Via Iowa Farmer Today
November 10, 2017
By Corey Munson
Agricultural innovations happen every day in Iowa. Some involve learning new and better ways to care for fields or flocks, others are next-generation technological advancements developed in university labs.
Programs and facilities at Iowa State University are enabling students and businesses to collaborate, create and implement ideas for agriculture. A big part of this is the ISU Research Park, headed by Steve Carter.
The facility describes itself on its website as “an innovation community and incubator for new and expanding businesses.”
Carter said a facility like this at a university has a couple advantages, giving companies (especially startups) access to advanced research equipment and an eager workforce.
From Iowa State’s perspective, its students gain access to career experience and even have an opportunity to innovate and apply their own ideas.
“Young people who are earning their education, learning the latest techniques, the newest approaches – there aren’t many places where a company can find 4,000 to 5,000 (highly skilled) young people looking for work every year,” Carter said.
He said the 30-year-old ISU Research Park covers 400 developed acres with room for expansion and includes 75 companies with a total staff of nearly 1,800 people.
“For this research park, startup companies have been core to our growth strategy,” Carter said. “It is what has driven almost all of our growth. We have been fortunate to have a number of successful technology companies that have then attracted large companies that have acquired them and then continued those operations here.”

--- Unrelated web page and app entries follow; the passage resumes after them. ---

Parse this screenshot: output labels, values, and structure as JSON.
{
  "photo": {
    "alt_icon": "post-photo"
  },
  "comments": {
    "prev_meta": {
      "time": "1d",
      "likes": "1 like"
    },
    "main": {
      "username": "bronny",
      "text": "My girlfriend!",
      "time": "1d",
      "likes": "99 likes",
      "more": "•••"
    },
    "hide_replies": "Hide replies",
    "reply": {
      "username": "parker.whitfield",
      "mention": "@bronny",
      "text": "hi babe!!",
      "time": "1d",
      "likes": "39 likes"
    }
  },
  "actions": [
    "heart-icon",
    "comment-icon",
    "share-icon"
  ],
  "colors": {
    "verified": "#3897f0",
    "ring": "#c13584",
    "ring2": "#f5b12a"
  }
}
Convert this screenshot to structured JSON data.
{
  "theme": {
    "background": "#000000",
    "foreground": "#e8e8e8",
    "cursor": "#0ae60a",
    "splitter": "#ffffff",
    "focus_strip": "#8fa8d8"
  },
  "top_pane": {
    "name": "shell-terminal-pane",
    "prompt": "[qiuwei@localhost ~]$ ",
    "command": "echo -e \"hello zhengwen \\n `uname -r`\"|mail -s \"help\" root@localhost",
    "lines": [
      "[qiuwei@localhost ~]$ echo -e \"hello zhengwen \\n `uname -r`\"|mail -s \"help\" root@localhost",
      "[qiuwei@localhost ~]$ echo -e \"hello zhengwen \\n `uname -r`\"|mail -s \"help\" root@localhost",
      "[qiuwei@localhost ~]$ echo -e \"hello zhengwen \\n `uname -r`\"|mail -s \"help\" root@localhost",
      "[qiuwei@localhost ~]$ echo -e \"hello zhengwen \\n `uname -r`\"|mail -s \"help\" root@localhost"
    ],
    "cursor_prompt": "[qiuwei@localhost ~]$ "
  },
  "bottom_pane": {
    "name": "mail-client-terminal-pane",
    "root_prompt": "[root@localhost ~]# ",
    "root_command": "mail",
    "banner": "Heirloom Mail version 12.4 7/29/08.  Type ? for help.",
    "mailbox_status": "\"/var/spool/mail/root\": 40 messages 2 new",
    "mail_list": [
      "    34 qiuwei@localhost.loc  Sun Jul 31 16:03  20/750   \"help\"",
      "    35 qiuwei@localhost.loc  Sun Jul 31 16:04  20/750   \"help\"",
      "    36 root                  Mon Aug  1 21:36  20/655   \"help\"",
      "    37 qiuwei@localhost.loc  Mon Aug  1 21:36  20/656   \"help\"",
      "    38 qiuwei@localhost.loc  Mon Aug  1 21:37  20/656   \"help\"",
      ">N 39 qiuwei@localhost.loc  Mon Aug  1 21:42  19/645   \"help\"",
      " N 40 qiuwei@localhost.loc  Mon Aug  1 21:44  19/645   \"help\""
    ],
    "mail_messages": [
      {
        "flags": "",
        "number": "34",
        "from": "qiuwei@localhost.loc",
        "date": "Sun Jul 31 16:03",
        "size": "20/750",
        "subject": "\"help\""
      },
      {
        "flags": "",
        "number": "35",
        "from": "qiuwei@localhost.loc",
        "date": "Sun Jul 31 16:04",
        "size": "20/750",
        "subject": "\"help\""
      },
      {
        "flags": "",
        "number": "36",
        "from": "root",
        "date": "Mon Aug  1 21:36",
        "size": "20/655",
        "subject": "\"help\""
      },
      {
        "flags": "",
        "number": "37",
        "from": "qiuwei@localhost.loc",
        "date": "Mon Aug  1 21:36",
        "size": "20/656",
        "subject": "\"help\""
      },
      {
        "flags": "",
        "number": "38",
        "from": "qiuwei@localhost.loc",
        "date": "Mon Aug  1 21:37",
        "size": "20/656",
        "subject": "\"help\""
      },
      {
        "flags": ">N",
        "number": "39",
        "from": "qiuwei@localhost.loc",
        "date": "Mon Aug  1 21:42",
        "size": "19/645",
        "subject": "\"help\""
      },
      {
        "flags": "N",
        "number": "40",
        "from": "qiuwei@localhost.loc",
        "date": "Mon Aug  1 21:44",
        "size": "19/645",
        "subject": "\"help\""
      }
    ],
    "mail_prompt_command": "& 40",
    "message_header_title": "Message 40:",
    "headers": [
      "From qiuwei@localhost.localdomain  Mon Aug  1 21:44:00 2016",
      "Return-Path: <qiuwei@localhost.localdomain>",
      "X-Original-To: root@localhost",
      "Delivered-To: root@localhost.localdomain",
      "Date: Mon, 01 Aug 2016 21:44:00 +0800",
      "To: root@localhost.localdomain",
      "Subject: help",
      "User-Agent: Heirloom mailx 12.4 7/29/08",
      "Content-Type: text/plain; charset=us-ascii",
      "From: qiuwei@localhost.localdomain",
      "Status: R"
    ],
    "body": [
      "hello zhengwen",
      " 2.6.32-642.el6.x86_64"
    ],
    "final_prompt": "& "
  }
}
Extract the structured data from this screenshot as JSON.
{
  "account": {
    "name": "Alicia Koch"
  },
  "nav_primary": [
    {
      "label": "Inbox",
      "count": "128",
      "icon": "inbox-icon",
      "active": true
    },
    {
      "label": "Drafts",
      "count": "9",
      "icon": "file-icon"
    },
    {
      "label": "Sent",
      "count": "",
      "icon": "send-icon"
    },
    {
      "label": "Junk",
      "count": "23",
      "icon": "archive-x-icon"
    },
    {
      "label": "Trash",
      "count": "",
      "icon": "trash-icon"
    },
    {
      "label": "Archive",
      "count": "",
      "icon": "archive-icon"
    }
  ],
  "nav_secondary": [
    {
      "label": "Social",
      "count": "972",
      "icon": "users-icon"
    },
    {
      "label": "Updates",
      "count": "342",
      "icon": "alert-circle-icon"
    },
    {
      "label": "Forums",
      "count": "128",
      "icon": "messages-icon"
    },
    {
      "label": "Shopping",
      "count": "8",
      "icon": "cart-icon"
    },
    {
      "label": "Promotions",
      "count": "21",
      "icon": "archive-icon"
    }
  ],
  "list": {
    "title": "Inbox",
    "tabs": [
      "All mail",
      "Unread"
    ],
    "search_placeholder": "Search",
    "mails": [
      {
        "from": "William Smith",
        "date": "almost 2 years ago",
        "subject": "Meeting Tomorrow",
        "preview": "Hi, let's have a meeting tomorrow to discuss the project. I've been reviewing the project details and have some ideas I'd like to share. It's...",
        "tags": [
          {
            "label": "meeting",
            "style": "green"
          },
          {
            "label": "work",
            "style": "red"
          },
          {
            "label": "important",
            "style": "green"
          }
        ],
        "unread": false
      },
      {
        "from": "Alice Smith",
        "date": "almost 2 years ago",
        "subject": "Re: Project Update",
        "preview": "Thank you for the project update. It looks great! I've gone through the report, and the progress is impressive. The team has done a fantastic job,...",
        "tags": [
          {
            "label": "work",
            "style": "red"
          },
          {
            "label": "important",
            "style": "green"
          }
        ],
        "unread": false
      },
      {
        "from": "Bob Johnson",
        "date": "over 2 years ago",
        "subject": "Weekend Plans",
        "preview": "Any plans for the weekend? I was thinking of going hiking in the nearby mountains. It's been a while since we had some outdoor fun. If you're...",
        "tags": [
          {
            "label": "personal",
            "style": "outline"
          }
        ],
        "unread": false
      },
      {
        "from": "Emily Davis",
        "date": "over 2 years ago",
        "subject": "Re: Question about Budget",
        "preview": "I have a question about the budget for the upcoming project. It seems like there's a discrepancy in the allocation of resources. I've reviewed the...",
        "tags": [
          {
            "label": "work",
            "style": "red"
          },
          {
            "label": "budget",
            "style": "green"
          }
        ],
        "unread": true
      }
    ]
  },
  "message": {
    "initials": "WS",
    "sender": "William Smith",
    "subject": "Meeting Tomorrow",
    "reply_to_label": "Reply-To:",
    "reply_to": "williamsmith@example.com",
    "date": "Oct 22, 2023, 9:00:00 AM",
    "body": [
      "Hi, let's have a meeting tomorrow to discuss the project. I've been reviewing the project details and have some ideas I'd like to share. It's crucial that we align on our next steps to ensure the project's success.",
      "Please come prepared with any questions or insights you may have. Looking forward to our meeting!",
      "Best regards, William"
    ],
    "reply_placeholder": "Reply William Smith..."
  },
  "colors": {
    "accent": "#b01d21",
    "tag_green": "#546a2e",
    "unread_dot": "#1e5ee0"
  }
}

That list includes companies such as BASF, which bought a startup called Exceed Genetics that focused on starch in corn; Boehringer Ingelheim, which acquired Nobel Labs after it developed animal vaccines; and Merck, which purchased Harris Vaccine, a company that developed human vaccines for use with animals.
The types of businesses Carter is seeing growth in right now include animal health, precision agriculture, and plant genetics and development.
“Just in those areas, that includes everything from equipment manufacturing to artificial intelligence to GPS systems to genetics,” Carter said. “It’s a very wide range of research, development and opportunity.”
Entrepreneurs in the classroom
Innovation and startup opportunities are not limited to the research park. Economics professor Kevin Kimle oversees the Agricultural Entrepreneurship Initiative (AgEI), which provides students with practical business development experience.
In addition to the AgEI program, Kimle also created the Ag Startup Engine, based at the ISU Research Park. The ASE was launched two years ago to help address two gaps that prevent agricultural startups and entrepreneurs from being more successful in Iowa: early investment and organized mentorship from successful Iowan and Midwestern entrepreneurs.
“We have five business that are already a part of ASE that are doing very interesting things,” Kimle said.
Over the next three years, ASE will identify and fund a total of 15 high growth potential ag startups.
One startup funded through ASE and housed at the research park is Terva, which bills itself as the “Zillow of agricultural farm real estate.”
The ag-focused real estate website says its mission is to “make the world’s farmland information more accessible” by connecting landowners with farmers and real estate professionals.
“Growing up on a fifth-generation family farm, I was raised to solve problems,” Steven Brockshus, CEO of Terva, said in an news release. “That’s exactly what we do at Terva. We’re using technology to tackle the issue of land access.”
Ultimately, one thing Carter and Kimle are both working toward is developing the Ames-Des Moines region into a technological hub.
“When people talk about Silicon Valley, they talk about it as a place, an ecosystem. To a degree, that’s where we’re headed,” Carter said. “You don’t build an environment in a day, a week, a month or a year. It takes time and there’s a broad set of resources that need to be available. We’re well on our way.”
Kimle said the disadvantage for agriculture is that the industry is so spread out.
“We don’t have a bunch of the industry concentrated in one place like technology is in the San Francisco Bay area or bio-tech is in Boston,” he said. “We see Ames and central Iowa as an emerging center and an increasingly vibrant agriculture ecosystem.”
After all, Kimle points out, “This is where agriculture happens.”